Trust me, you’re cool even if you’re below average or way above average or two feet tall! Don’t worry about it, and if you want to know the reasons why, your doctor knows way more than me ^_^

I want to put my two cents in. I'm 17 as well.. almost 18, female and I'm 5'1 .. I exercise but I don't eat well is there a chance I'll grow at least a bit? — Asked by Anonymous

I mean, there’s always a chance if you’re not above the age where your epiphyseal plates fuse, you’re probably at your adult height, or close to it.

…just in case your bones have got some growth left in them, get some sun and eat some fruits and veggies, yes? Even the winter sun has lots of vitamin D in it, and you REALLY need proper vitamins and minerals to grow to your complete potential.

While there’s a good deal of genetic variation in the field, the fact that vitamins and minerals are so intrinsic to your height that it’s used as a measurement of standard-of-living.

Visiting the Mutter Museum's website says that all the skulls have been adopted through 2014. Yay for the skulls, but boo for anyone who still had their heart set on adopting. — Asked by tevokkia

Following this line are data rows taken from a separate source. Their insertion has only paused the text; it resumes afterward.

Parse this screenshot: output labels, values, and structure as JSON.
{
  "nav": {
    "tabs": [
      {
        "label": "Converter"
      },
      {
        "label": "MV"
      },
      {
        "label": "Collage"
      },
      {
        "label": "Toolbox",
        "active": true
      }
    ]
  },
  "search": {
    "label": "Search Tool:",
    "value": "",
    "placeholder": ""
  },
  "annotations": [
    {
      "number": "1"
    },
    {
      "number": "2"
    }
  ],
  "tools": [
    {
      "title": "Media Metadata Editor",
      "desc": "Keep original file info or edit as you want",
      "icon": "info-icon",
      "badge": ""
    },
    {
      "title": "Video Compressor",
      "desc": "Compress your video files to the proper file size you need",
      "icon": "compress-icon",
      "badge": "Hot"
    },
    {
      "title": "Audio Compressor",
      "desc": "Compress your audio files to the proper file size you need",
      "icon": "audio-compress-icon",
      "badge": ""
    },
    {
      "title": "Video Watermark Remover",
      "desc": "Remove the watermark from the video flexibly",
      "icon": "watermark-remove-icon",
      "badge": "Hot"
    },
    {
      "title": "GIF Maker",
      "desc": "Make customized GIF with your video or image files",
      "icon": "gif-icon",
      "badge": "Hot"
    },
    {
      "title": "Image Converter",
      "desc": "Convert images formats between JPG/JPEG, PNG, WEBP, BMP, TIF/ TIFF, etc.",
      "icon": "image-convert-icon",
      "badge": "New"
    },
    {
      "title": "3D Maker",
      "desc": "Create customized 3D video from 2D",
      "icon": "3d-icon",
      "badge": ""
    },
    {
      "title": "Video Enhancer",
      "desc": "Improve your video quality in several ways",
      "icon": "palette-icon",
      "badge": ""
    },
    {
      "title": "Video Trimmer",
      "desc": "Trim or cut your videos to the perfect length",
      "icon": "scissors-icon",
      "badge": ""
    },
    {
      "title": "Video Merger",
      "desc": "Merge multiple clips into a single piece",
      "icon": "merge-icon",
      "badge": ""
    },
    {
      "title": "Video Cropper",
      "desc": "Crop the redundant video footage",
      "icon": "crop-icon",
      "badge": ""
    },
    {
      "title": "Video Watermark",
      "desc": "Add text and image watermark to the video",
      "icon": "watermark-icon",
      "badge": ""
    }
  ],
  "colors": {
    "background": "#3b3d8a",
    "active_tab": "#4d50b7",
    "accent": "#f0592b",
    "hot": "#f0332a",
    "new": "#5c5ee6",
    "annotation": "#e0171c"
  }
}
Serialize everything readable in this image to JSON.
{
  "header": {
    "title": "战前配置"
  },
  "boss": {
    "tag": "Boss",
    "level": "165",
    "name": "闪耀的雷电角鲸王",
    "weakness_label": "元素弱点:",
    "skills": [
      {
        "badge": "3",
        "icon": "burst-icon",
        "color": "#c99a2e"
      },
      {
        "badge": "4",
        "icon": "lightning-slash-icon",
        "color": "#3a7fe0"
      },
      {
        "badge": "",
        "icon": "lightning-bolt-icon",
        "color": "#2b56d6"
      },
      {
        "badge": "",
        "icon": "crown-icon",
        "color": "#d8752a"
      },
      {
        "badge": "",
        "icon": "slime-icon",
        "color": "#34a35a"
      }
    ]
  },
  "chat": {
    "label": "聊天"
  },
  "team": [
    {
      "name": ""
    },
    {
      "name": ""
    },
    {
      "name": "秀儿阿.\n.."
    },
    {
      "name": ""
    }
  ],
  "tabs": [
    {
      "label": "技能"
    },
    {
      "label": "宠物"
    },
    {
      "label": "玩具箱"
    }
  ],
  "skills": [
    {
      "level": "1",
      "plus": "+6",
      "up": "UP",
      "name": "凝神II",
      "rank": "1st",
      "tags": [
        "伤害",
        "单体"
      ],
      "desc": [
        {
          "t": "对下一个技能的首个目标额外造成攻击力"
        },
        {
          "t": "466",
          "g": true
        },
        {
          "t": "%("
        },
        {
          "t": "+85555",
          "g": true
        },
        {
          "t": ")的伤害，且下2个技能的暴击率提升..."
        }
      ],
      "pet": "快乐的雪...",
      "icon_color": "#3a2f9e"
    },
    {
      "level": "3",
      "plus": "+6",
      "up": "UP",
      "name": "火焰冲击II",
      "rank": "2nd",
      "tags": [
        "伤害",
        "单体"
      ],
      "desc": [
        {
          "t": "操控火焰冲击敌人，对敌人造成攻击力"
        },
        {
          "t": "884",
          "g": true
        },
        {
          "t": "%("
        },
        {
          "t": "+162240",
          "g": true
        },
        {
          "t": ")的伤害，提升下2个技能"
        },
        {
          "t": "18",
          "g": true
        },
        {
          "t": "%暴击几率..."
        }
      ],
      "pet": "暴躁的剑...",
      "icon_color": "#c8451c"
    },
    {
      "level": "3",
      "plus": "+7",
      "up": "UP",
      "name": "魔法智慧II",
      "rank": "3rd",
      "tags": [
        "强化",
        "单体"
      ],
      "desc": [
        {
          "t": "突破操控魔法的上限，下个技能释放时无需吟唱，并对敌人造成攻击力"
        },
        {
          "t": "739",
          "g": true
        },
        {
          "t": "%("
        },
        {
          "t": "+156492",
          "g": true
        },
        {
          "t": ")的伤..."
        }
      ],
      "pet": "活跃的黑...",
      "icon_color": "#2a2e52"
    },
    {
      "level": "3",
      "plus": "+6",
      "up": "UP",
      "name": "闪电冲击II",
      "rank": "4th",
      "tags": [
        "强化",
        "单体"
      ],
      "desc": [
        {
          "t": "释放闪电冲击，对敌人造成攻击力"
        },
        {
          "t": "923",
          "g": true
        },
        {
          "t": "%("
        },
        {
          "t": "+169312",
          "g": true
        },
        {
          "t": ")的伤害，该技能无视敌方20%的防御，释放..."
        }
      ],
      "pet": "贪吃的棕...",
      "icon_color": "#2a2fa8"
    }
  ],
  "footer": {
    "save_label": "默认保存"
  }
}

I see that :( From a few correspondences that my friend had with the organizer of this fundraiser, I gather that they have a very limited number of highly-skilled restorationists, so while the overall cost of all of the repairs/reinforcements of all of the skulls in this collection is probably going to take 3-5x the amount they raised this year, and that’s before the ongoing maintenance costs to make sure they don’t fall apart in the future, their staff can only put in so many hours.

But! That means that this is going to be a multi-year program, and it looks like next year might have some tiered benefits. But nothing’s set in stone yet…all I know is that this is for sure going on at least through 2015, and they’re probably going to kick off the fundraiser on Halloween next year, so mark your calendars :D